Kurram or Karam (Urdu: کرم) tribal agency is in the Federally Administered Tribal Areas (FATA) area of Pakistan. Until the year 2000, when divisions were abolished, Kurram District used to be part of the Peshawar Division of the Khyber Pakhtunkhwa province of Pakistan.

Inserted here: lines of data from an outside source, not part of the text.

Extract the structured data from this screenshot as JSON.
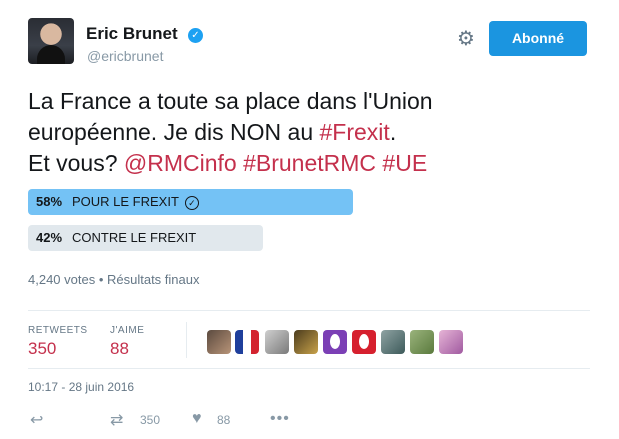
{
  "user": {
    "name": "Eric Brunet",
    "handle": "@ericbrunet",
    "follow_label": "Abonné"
  },
  "tweet": {
    "line1": "La France a toute sa place dans l'Union",
    "line2_prefix": "européenne. Je dis NON au ",
    "hashtag_frexit": "#Frexit",
    "line2_suffix": ".",
    "line3_prefix": "Et vous? ",
    "mention_rmc": "@RMCinfo",
    "hashtag_brunet": "#BrunetRMC",
    "hashtag_ue": "#UE"
  },
  "poll": {
    "options": [
      {
        "percent_label": "58%",
        "label": "POUR LE FREXIT",
        "value": 58,
        "winner": true
      },
      {
        "percent_label": "42%",
        "label": "CONTRE LE FREXIT",
        "value": 42,
        "winner": false
      }
    ],
    "summary": "4,240 votes • Résultats finaux"
  },
  "stats": {
    "retweets_label": "RETWEETS",
    "retweets_value": "350",
    "likes_label": "J'AIME",
    "likes_value": "88"
  },
  "timestamp": "10:17 - 28 juin 2016",
  "actions": {
    "retweet_count": "350",
    "like_count": "88"
  },
  "colors": {
    "accent": "#1b95e0",
    "link": "#c4304c",
    "winner_bar": "#74c2f5",
    "loser_bar": "#e1e8ed"
  },
  "icons": [
    "verified-icon",
    "gear-icon",
    "checkmark-icon",
    "reply-icon",
    "retweet-icon",
    "heart-icon",
    "more-icon"
  ]
}
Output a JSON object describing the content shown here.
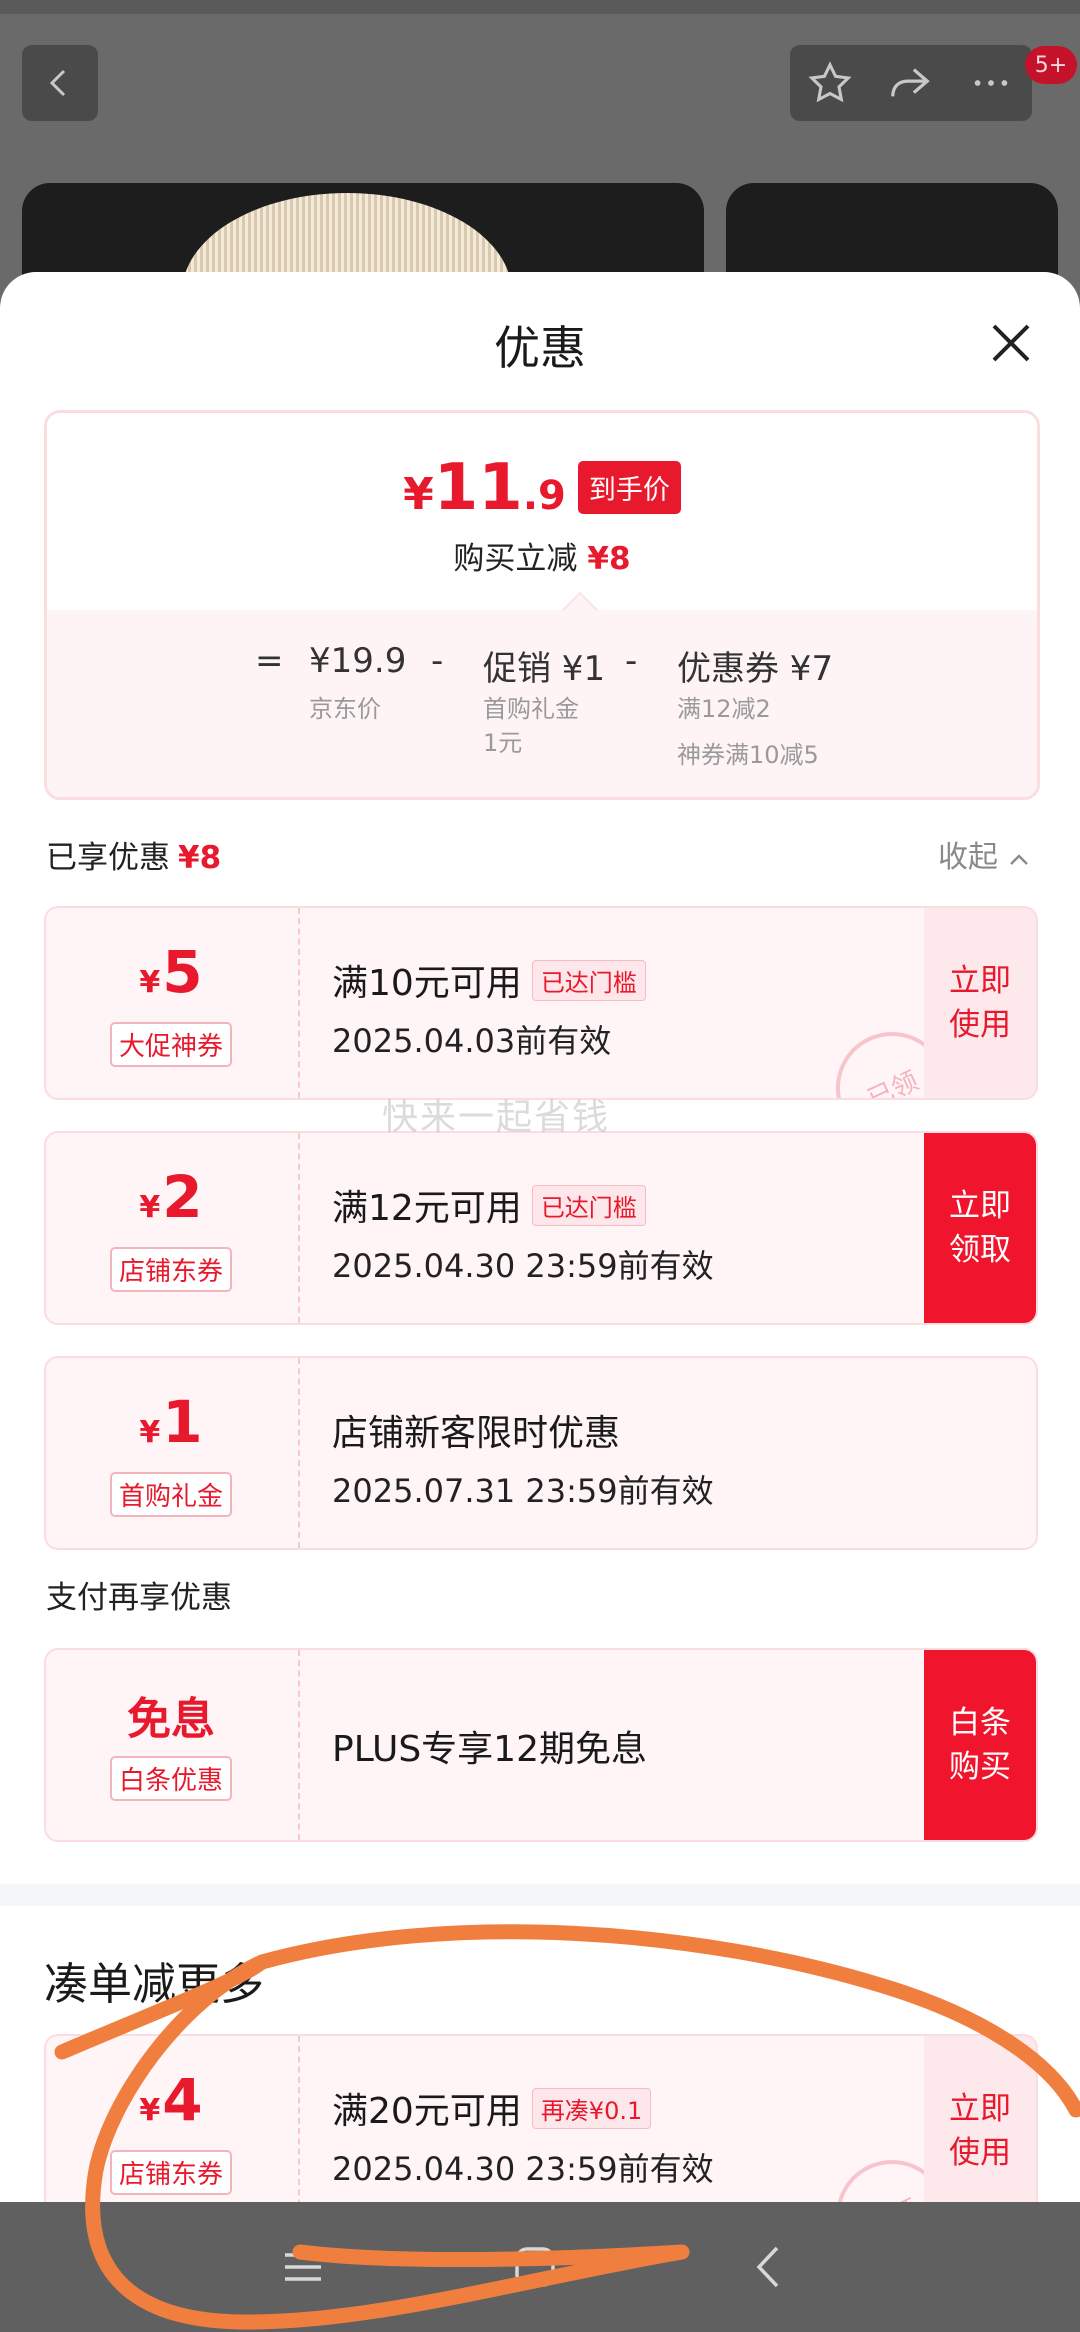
{
  "topbar": {
    "badge": "5+",
    "icons": [
      "back-icon",
      "star-icon",
      "share-icon",
      "more-icon"
    ]
  },
  "sheet": {
    "title": "优惠",
    "price": {
      "currency": "¥",
      "integer": "11",
      "decimal": ".9",
      "tag": "到手价",
      "reduce_label": "购买立减",
      "reduce_amount": "¥8"
    },
    "calc": {
      "equals": "=",
      "minus": "-",
      "base_value": "¥19.9",
      "base_label": "京东价",
      "promo_value": "促销 ¥1",
      "promo_note1": "首购礼金",
      "promo_note2": "1元",
      "coupon_value": "优惠券 ¥7",
      "coupon_note1": "满12减2",
      "coupon_note2": "神券满10减5"
    },
    "enjoyed": {
      "label": "已享优惠",
      "amount": "¥8",
      "collapse_label": "收起"
    },
    "coupons": [
      {
        "currency": "¥",
        "amount": "5",
        "type": "大促神券",
        "condition": "满10元可用",
        "badge": "已达门槛",
        "valid": "2025.04.03前有效",
        "button": "立即\n使用",
        "stamp": "已领"
      },
      {
        "currency": "¥",
        "amount": "2",
        "type": "店铺东券",
        "condition": "满12元可用",
        "badge": "已达门槛",
        "valid": "2025.04.30 23:59前有效",
        "button": "立即\n领取"
      },
      {
        "currency": "¥",
        "amount": "1",
        "type": "首购礼金",
        "title": "店铺新客限时优惠",
        "valid": "2025.07.31 23:59前有效"
      }
    ],
    "pay": {
      "label": "支付再享优惠",
      "word": "免息",
      "type": "白条优惠",
      "title": "PLUS专享12期免息",
      "button": "白条\n购买"
    },
    "watermark": "快来一起省钱",
    "more": {
      "title": "凑单减更多",
      "coupon": {
        "currency": "¥",
        "amount": "4",
        "type": "店铺东券",
        "condition": "满20元可用",
        "badge": "再凑¥0.1",
        "valid": "2025.04.30 23:59前有效",
        "button": "立即\n使用",
        "stamp": "已领"
      }
    }
  },
  "nav": {
    "icons": [
      "menu-icon",
      "home-icon",
      "back-nav-icon"
    ]
  },
  "colors": {
    "accent": "#e8192c",
    "coupon_bg": "#fff5f6",
    "scribble": "#f07f3f"
  }
}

The Kurram River drains the southern flanks of the Safed Koh mountain range, and enters the Indus plains north of Bannu. It crosses the Afghan-Pakistan border about 80 km southwest of Jalalabad, and joins the Indus near Isa Khel after a course of more than 320 km (200 miles). The district has an area of 3,310 km² (1,278 sq. miles); the population according to the 1998 census was 448,310. It lies between the Miranzai Valley and the Afghan border, and is inhabited by the Pashtun Turis, a tribe of Turki and Pathan origin who are supposed to have subjugated the Bangash Pashtun about six hundred years ago. The language of the tribe is Pashto, but unlike majority of the Pashtuns they are Shias.
It is highly irrigated, well peopled, and crowded with small fortified villages, orchards and groves, to which a fine background is afforded by the dark pine forests and alpine snows of the Safed Koh. The beauty and climate of the valley attracted some of the Mogul emperors of Delhi, and the remains exist of a garden planted by Shah Jahan.
The Kurram River crosses the Afghan-Pakistan border about 80 km southwest of Jalalabad and in ancient times offered the most direct route to Kabul and Gardez, but the route crossed the Peiwar Pass 3,439 m (11,283 ft) high, just over 20 km west of Parachinar, which was blocked by snow for several months of the year.